##### AVAILABLE DATA
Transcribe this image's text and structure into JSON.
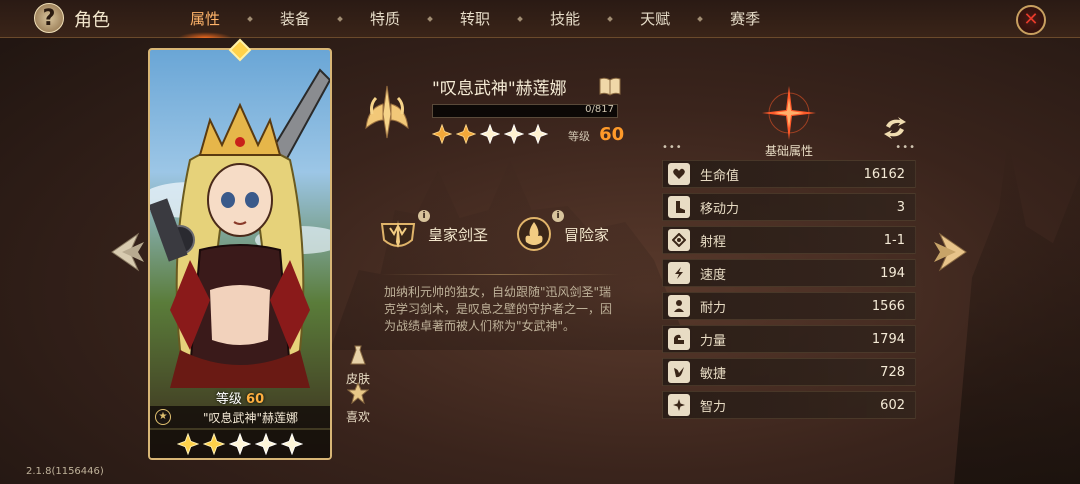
{
  "header": {
    "title": "角色",
    "help_icon": "question-mark-icon",
    "close_icon": "close-x-icon"
  },
  "tabs": [
    {
      "label": "属性",
      "active": true
    },
    {
      "label": "装备",
      "active": false
    },
    {
      "label": "特质",
      "active": false
    },
    {
      "label": "转职",
      "active": false
    },
    {
      "label": "技能",
      "active": false
    },
    {
      "label": "天赋",
      "active": false
    },
    {
      "label": "赛季",
      "active": false
    }
  ],
  "hero": {
    "name": "\"叹息武神\"赫莲娜",
    "exp_text": "0/817",
    "exp_progress": 0,
    "stars": 5,
    "level_label": "等级",
    "level": "60",
    "card_level_label": "等级",
    "card_level": "60",
    "traits": [
      {
        "label": "皇家剑圣",
        "icon": "crown-sword-emblem-icon"
      },
      {
        "label": "冒险家",
        "icon": "flame-emblem-icon"
      }
    ],
    "description": "加纳利元帅的独女，自幼跟随\"迅风剑圣\"瑞克学习剑术，是叹息之壁的守护者之一，因为战绩卓著而被人们称为\"女武神\"。"
  },
  "side_buttons": {
    "skin_label": "皮肤",
    "favorite_label": "喜欢"
  },
  "stats": {
    "header": "基础属性",
    "rows": [
      {
        "label": "生命值",
        "value": "16162",
        "icon": "heart-icon"
      },
      {
        "label": "移动力",
        "value": "3",
        "icon": "boot-icon"
      },
      {
        "label": "射程",
        "value": "1-1",
        "icon": "target-icon"
      },
      {
        "label": "速度",
        "value": "194",
        "icon": "lightning-icon"
      },
      {
        "label": "耐力",
        "value": "1566",
        "icon": "person-icon"
      },
      {
        "label": "力量",
        "value": "1794",
        "icon": "arm-icon"
      },
      {
        "label": "敏捷",
        "value": "728",
        "icon": "agility-icon"
      },
      {
        "label": "智力",
        "value": "602",
        "icon": "sparkle-icon"
      }
    ]
  },
  "footer": {
    "version": "2.1.8(1156446)"
  },
  "colors": {
    "accent": "#ff9a2a",
    "active_tab": "#ffb46a",
    "star": "#ffd24a"
  }
}
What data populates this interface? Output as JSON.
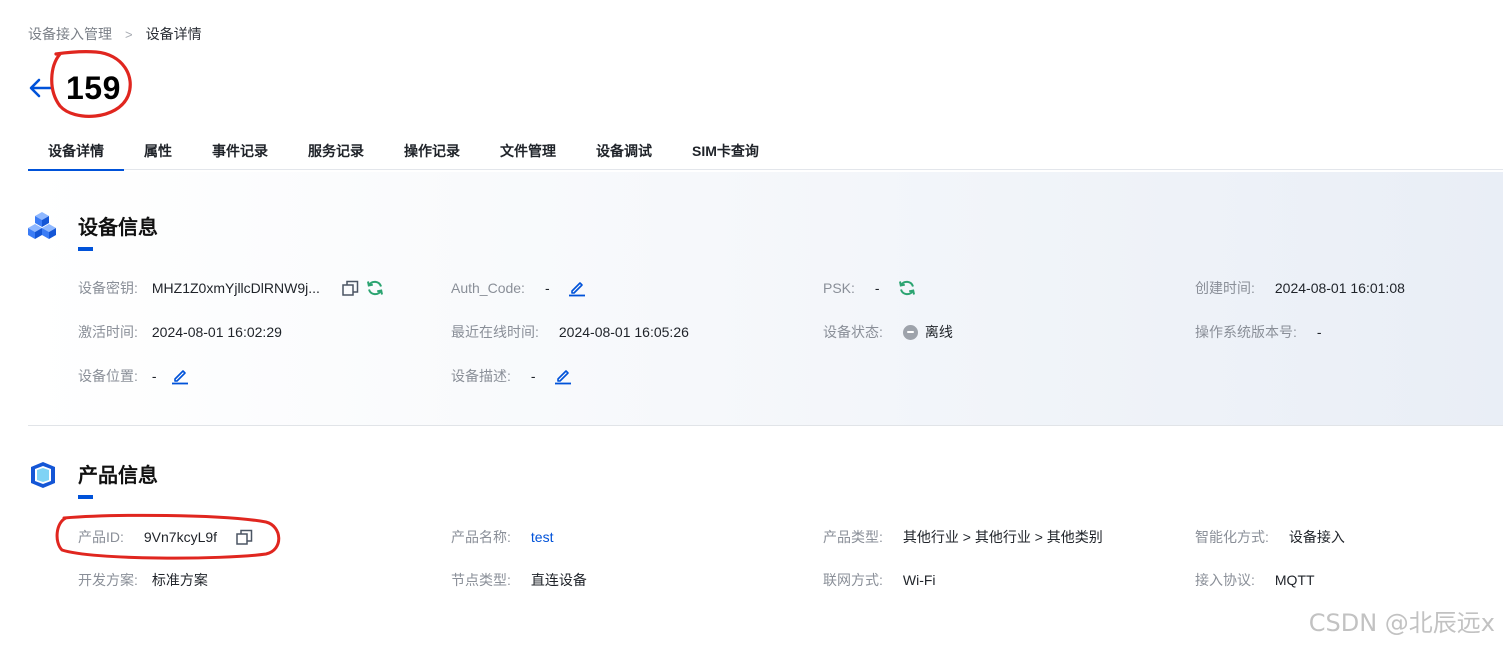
{
  "breadcrumb": {
    "parent": "设备接入管理",
    "separator": ">",
    "current": "设备详情"
  },
  "header": {
    "title": "159",
    "back_icon": "arrow-left-icon"
  },
  "tabs": [
    {
      "label": "设备详情",
      "active": true
    },
    {
      "label": "属性"
    },
    {
      "label": "事件记录"
    },
    {
      "label": "服务记录"
    },
    {
      "label": "操作记录"
    },
    {
      "label": "文件管理"
    },
    {
      "label": "设备调试"
    },
    {
      "label": "SIM卡查询"
    }
  ],
  "device_info": {
    "title": "设备信息",
    "key_label": "设备密钥:",
    "key_value": "MHZ1Z0xmYjllcDlRNW9j...",
    "auth_label": "Auth_Code:",
    "auth_value": "-",
    "psk_label": "PSK:",
    "psk_value": "-",
    "created_label": "创建时间:",
    "created_value": "2024-08-01 16:01:08",
    "activated_label": "激活时间:",
    "activated_value": "2024-08-01 16:02:29",
    "last_online_label": "最近在线时间:",
    "last_online_value": "2024-08-01 16:05:26",
    "status_label": "设备状态:",
    "status_value": "离线",
    "os_label": "操作系统版本号:",
    "os_value": "-",
    "location_label": "设备位置:",
    "location_value": "-",
    "desc_label": "设备描述:",
    "desc_value": "-"
  },
  "product_info": {
    "title": "产品信息",
    "id_label": "产品ID:",
    "id_value": "9Vn7kcyL9f",
    "name_label": "产品名称:",
    "name_value": "test",
    "type_label": "产品类型:",
    "type_value": "其他行业 > 其他行业 > 其他类别",
    "smart_label": "智能化方式:",
    "smart_value": "设备接入",
    "scheme_label": "开发方案:",
    "scheme_value": "标准方案",
    "node_label": "节点类型:",
    "node_value": "直连设备",
    "network_label": "联网方式:",
    "network_value": "Wi-Fi",
    "protocol_label": "接入协议:",
    "protocol_value": "MQTT"
  },
  "watermark": "CSDN @北辰远x",
  "colors": {
    "accent": "#0052d9",
    "refresh": "#2ba471",
    "status_offline": "#9ea3ab",
    "annotation": "#e0261f"
  }
}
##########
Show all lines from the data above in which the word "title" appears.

    "title": "角色",
    "title": "159",
    "title": "设备信息",
    "title": "产品信息",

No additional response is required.